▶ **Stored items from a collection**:
+ + + + + + +

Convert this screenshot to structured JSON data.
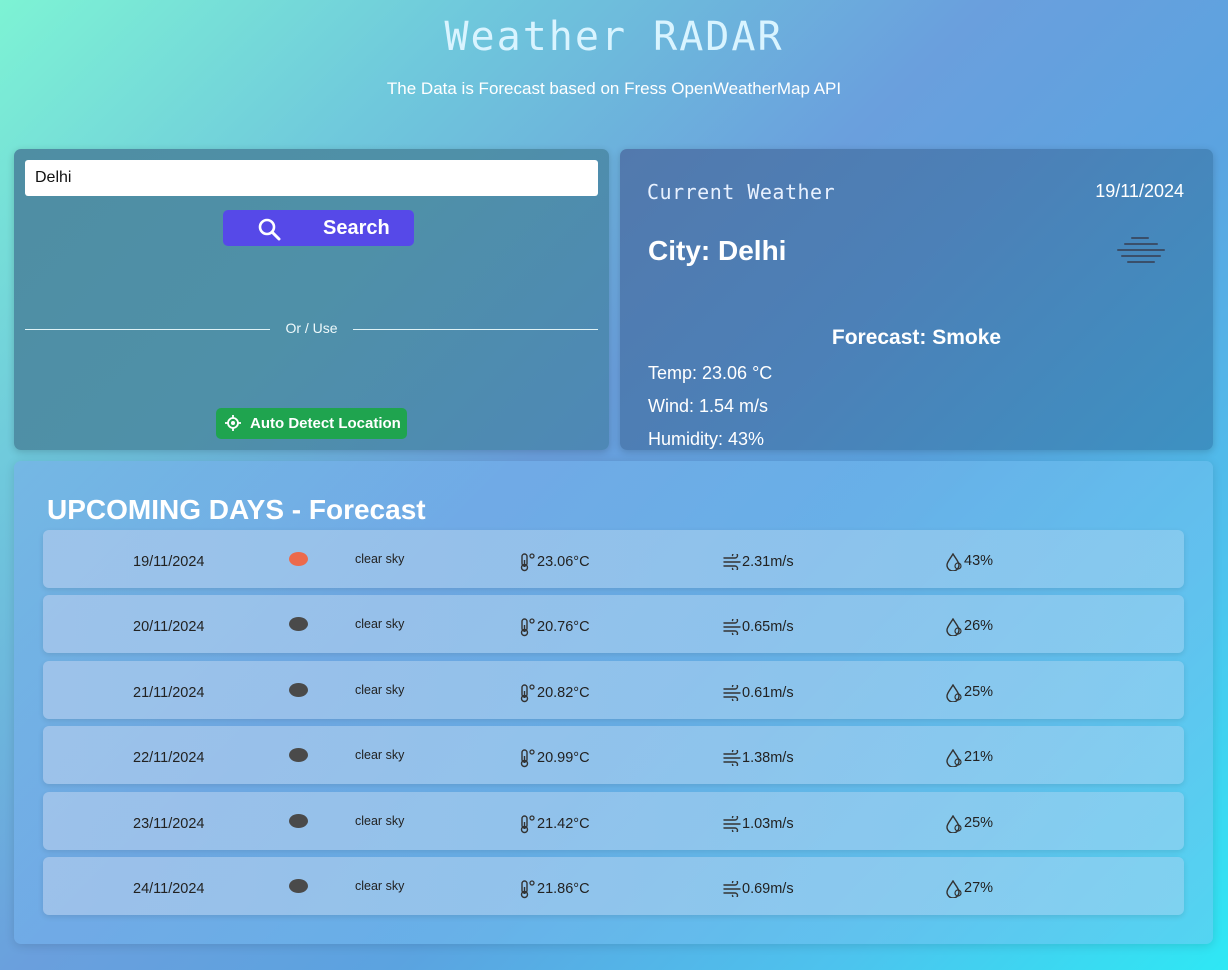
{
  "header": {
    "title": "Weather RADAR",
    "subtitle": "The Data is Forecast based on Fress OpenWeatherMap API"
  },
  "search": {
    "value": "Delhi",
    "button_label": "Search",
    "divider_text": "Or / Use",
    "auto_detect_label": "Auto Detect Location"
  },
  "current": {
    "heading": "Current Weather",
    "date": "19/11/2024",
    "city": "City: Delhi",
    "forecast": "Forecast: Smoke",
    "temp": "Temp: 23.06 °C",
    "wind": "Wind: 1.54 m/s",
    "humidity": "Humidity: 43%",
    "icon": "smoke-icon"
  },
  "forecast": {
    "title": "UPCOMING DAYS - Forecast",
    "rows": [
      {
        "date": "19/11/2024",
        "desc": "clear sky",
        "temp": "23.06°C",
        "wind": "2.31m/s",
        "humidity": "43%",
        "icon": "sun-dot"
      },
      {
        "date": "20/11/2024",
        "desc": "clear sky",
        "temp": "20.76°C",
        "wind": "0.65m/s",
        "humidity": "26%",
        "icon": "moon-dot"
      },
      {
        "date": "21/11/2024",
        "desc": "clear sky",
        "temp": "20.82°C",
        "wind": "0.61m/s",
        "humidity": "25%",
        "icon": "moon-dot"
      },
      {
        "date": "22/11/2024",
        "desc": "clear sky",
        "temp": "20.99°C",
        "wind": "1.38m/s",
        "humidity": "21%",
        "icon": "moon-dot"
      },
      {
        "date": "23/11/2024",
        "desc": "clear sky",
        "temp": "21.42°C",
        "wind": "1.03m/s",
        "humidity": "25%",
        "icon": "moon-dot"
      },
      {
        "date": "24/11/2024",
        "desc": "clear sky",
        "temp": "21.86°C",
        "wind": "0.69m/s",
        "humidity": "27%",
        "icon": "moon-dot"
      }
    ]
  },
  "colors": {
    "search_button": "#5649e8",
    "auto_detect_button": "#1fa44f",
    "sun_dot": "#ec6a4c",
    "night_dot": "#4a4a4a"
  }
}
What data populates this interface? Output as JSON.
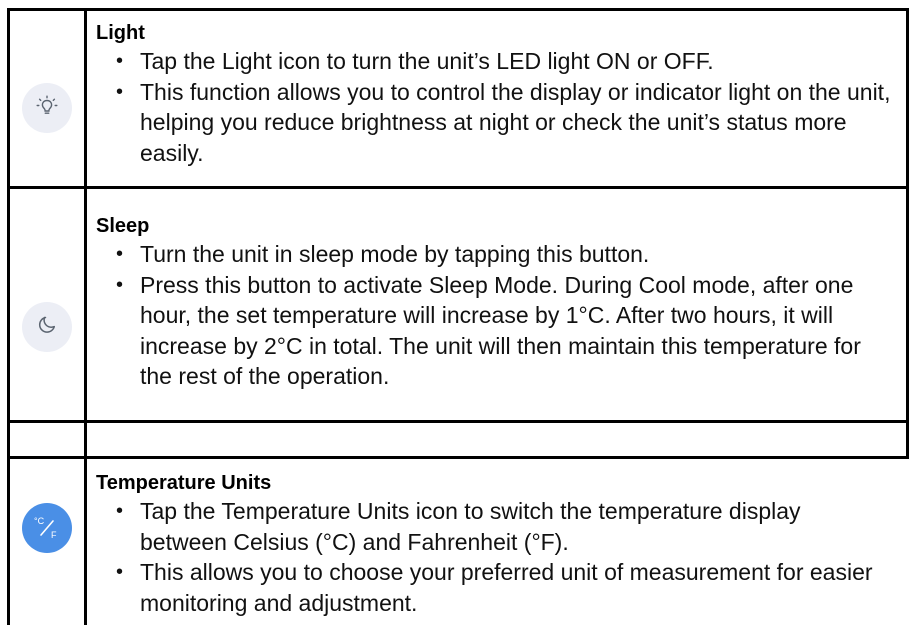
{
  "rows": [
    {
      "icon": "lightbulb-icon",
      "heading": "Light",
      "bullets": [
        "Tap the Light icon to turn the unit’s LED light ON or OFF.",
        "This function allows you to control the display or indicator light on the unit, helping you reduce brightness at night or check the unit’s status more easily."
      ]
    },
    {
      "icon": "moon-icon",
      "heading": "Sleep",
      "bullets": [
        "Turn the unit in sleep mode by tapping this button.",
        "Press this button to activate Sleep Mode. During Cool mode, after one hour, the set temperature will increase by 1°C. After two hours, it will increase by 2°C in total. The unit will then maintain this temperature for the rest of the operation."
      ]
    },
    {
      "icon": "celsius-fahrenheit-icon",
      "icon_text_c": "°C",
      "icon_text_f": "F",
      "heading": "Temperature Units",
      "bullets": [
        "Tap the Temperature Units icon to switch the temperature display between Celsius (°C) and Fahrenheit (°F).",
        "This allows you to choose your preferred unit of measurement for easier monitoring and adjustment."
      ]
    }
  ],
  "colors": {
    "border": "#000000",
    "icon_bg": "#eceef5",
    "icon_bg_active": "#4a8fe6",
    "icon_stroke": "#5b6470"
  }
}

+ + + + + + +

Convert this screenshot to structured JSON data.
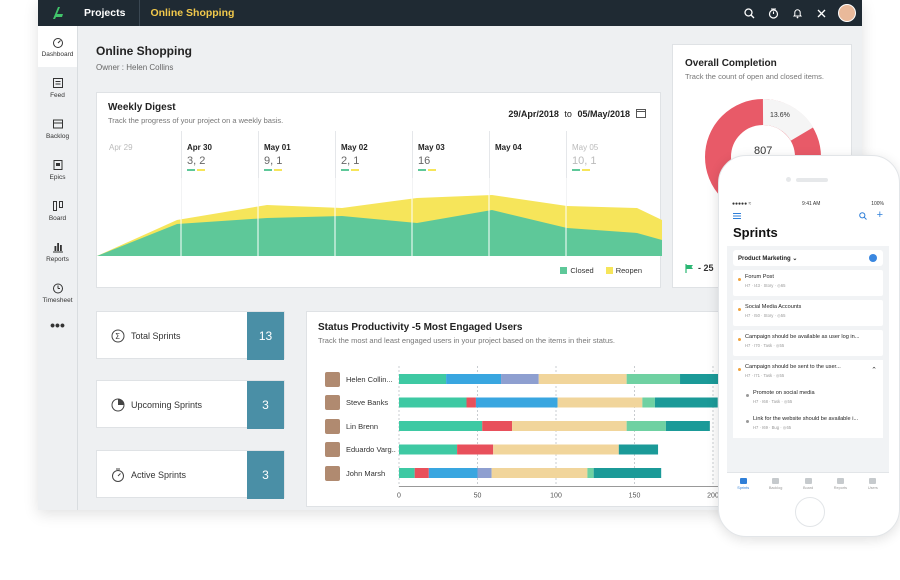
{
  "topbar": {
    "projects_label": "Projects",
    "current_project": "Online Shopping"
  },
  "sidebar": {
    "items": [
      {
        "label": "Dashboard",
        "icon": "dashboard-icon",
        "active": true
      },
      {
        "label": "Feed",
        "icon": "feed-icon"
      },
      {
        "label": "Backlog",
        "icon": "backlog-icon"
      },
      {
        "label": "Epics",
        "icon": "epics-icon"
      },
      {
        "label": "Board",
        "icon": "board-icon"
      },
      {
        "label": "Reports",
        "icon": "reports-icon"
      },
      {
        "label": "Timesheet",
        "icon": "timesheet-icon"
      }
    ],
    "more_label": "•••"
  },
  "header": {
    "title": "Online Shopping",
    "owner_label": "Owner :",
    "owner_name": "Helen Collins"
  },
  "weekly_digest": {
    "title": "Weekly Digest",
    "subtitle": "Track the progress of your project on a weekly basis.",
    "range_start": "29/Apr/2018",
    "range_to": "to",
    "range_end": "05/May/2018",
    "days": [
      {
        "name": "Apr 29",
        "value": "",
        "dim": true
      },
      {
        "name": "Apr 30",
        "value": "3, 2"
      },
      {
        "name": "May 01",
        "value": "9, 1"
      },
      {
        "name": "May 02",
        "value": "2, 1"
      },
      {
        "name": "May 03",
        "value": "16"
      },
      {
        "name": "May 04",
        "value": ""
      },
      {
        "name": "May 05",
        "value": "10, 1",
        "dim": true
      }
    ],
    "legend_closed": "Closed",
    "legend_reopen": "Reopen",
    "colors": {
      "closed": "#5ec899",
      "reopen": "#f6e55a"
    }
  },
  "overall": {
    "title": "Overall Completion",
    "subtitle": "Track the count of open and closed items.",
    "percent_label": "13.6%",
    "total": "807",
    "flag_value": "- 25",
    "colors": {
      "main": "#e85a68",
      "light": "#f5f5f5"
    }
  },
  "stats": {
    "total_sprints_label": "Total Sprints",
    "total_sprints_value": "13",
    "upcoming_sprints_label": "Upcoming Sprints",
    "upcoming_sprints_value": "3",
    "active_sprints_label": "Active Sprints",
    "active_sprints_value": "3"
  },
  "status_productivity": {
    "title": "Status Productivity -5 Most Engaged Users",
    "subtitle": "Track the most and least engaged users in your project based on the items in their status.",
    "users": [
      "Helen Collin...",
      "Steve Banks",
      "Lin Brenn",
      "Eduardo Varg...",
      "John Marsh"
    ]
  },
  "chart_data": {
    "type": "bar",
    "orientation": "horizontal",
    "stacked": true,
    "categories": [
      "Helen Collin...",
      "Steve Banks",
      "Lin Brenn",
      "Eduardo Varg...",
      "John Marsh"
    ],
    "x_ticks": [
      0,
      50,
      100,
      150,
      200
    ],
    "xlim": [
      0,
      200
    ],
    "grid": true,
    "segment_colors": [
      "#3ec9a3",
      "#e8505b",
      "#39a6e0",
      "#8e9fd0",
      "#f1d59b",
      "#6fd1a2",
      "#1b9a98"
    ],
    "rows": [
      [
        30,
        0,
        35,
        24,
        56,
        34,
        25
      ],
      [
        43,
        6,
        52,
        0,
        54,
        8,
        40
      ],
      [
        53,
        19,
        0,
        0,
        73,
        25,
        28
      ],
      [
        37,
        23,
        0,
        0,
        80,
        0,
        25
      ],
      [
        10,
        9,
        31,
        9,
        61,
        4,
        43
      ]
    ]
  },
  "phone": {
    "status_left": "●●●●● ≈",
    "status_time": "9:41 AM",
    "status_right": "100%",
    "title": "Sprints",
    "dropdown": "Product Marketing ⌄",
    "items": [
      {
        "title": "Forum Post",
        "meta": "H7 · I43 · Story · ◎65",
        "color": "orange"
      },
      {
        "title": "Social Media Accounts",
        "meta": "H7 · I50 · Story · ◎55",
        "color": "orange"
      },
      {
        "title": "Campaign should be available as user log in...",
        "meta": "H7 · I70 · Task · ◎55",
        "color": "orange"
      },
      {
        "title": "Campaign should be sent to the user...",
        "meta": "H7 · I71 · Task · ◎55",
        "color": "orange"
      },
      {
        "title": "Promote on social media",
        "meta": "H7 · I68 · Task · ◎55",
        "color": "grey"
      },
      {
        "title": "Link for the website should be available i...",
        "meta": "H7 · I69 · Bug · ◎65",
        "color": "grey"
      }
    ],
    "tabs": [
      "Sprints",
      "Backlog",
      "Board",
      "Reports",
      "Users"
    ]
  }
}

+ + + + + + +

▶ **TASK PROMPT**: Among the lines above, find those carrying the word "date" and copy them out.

▶ **RESPONSE BELOW**:
    "date": "19/11/2024",
        "date": "19/11/2024",
        "date": "20/11/2024",
        "date": "21/11/2024",
        "date": "22/11/2024",
        "date": "23/11/2024",
        "date": "24/11/2024",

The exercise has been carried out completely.